As mentioned in previous posts, most health insurance in the France public health care system involves significant copayments. While this helps to reduce the moral hazard problem, it may prevent poor individuals from utilizing the care they need. In 2000, France introduced free complementary health insurance plan which covers most out-of-pocket payments for the poorest 10% of French residents. Did this policy change increase utilization?
This is the question analyzed by Grignon, Perronnin and Lavis (2008). The authors note that three groups are effected by this change. This first is the very poor who already paid very few copays due to the existing means tested program (Aide Médicale Générale). The second group of individuals who were eligible for the complementary insurance program previously had commercial insurance, which in France is often used to finance the copayments of the national health insurance system. For the first two groups, we would expect little change in medical utilization. The third group, however, had no commercial or means tested complementary insurance and thus becoming eligible for the new French program likely will have a significant impact on access to care.
The authors do not find a strong positive effect of being eligible for the the free complementary insurance plan, but this is likely because 87% of the sample was previously eligible for means tested benefits. There was some evidence that the utilization of specialist care did increase for the population eligible for the free complementary insurance program. Individuals who enrolled voluntarily into the free plan had significantly higher probability of using all types of care.
The authors summarize their findings concerning the increased utilization of those previously not covered as follows:
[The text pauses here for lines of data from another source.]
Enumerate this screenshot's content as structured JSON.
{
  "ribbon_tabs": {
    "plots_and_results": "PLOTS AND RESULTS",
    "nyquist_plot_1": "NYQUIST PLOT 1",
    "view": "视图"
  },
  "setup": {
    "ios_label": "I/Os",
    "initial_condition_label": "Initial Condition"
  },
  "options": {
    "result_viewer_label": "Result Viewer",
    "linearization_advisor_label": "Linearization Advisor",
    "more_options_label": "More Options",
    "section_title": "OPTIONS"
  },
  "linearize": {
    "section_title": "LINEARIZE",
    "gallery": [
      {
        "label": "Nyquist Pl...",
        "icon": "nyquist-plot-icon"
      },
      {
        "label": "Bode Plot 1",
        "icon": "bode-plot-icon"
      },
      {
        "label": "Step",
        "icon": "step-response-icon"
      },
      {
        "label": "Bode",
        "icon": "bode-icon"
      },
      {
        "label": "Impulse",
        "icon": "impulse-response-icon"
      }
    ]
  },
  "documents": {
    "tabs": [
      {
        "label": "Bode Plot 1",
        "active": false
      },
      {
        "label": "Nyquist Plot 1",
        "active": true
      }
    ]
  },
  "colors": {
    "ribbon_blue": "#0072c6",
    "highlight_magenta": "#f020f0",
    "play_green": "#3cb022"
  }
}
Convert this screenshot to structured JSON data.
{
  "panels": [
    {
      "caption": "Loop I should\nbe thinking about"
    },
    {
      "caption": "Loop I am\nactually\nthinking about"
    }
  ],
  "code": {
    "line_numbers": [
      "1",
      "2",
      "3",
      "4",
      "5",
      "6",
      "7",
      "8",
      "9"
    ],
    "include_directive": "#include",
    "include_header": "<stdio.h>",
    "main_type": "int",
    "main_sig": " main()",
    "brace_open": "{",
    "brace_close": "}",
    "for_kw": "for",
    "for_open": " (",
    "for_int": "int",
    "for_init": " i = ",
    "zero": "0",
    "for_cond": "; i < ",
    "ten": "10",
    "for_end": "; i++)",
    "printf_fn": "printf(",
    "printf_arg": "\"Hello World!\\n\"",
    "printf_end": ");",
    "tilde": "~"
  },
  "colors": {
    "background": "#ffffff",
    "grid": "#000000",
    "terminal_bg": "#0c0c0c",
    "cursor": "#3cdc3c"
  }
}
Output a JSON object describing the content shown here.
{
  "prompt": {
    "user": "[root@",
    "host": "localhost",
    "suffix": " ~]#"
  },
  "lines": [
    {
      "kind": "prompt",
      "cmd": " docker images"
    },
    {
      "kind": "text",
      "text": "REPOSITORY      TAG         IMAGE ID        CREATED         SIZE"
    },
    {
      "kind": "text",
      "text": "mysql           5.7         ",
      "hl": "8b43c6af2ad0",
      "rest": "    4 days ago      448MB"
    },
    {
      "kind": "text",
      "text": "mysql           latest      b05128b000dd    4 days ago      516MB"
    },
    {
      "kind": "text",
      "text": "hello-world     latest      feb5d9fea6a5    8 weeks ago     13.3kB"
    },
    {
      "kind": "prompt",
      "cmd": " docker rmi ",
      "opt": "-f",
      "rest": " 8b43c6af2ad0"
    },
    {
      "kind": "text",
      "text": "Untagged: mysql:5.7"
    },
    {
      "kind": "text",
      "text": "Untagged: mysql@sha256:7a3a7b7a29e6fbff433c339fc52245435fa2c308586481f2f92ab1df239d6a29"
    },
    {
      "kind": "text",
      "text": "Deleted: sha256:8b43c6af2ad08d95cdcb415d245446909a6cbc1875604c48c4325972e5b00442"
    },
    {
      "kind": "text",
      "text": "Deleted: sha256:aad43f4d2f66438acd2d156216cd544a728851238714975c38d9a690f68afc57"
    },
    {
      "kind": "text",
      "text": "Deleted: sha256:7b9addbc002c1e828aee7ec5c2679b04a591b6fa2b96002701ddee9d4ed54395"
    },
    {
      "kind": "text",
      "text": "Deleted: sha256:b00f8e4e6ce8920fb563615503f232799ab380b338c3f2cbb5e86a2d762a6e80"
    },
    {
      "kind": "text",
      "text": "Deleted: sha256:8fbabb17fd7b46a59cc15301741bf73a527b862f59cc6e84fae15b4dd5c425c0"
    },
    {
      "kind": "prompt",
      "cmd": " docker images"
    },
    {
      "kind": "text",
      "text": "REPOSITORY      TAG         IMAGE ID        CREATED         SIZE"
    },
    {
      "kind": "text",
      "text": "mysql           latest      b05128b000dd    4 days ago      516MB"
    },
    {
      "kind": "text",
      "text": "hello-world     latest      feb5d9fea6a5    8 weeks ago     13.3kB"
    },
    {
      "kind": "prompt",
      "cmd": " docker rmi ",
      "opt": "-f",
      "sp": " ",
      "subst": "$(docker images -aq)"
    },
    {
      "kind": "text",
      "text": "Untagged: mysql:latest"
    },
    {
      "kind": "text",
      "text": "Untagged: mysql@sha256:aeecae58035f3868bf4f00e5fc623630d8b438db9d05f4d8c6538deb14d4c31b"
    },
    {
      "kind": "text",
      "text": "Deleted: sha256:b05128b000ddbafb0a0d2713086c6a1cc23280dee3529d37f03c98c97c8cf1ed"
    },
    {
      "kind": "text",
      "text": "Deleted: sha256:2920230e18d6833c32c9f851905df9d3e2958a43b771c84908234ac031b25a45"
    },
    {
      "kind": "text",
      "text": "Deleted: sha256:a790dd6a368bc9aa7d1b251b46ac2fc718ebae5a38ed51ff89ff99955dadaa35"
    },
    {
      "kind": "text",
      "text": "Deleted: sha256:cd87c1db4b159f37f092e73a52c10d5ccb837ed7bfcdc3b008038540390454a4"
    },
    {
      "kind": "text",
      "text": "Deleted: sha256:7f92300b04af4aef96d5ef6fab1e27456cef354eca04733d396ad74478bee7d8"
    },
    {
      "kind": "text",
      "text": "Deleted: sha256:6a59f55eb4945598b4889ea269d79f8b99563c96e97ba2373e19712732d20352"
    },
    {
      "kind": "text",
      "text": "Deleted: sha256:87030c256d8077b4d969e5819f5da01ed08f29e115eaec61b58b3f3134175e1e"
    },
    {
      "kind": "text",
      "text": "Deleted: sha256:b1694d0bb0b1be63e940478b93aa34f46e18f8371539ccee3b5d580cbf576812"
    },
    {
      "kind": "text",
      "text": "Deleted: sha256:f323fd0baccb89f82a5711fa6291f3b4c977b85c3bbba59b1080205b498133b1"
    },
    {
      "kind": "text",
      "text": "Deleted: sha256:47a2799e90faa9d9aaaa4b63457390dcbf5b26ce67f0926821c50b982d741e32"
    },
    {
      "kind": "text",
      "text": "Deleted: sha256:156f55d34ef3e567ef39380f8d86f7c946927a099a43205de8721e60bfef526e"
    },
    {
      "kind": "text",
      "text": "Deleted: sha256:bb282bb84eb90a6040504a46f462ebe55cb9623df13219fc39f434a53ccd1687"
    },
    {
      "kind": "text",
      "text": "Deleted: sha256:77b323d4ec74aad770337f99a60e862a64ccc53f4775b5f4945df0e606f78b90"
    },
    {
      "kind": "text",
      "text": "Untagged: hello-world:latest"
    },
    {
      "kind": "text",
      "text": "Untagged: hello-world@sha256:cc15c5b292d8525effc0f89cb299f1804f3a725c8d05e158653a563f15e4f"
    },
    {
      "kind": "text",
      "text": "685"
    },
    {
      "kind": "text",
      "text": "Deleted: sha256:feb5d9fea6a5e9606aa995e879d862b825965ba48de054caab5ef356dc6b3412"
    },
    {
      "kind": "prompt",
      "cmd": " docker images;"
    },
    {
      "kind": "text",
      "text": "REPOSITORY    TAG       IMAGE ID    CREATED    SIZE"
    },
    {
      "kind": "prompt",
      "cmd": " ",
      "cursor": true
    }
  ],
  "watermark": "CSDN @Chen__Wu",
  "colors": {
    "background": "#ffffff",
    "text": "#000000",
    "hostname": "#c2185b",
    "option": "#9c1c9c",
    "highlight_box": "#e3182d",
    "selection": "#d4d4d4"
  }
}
“This impact of the free plan on health-care utilization of those previously not covered has three causes: (1) a true price elasticity of demand for health care among the poor: faced with a lower (indeed zero) price, individuals use more care, mostly specialist visits and drugs than when faced with a variety of co-payments averaging 23%; (2) pent-up demand: the change in utilization among those previously not covered reflects the slope of their demand as well as the stock of past unmet needs and can therefore overestimate the longer-run elasticity of demand; and (3) enrolment bias: those who voluntarily enroll may be those who expect to use health care more. “
- Michel Grignon, Marc Perronnin, John N. Lavis (2008) “Does free complementary health insurance help the poor to access health care? Evidence from France,” Health Economics, Volume 17, Issue 2 (p 203-219)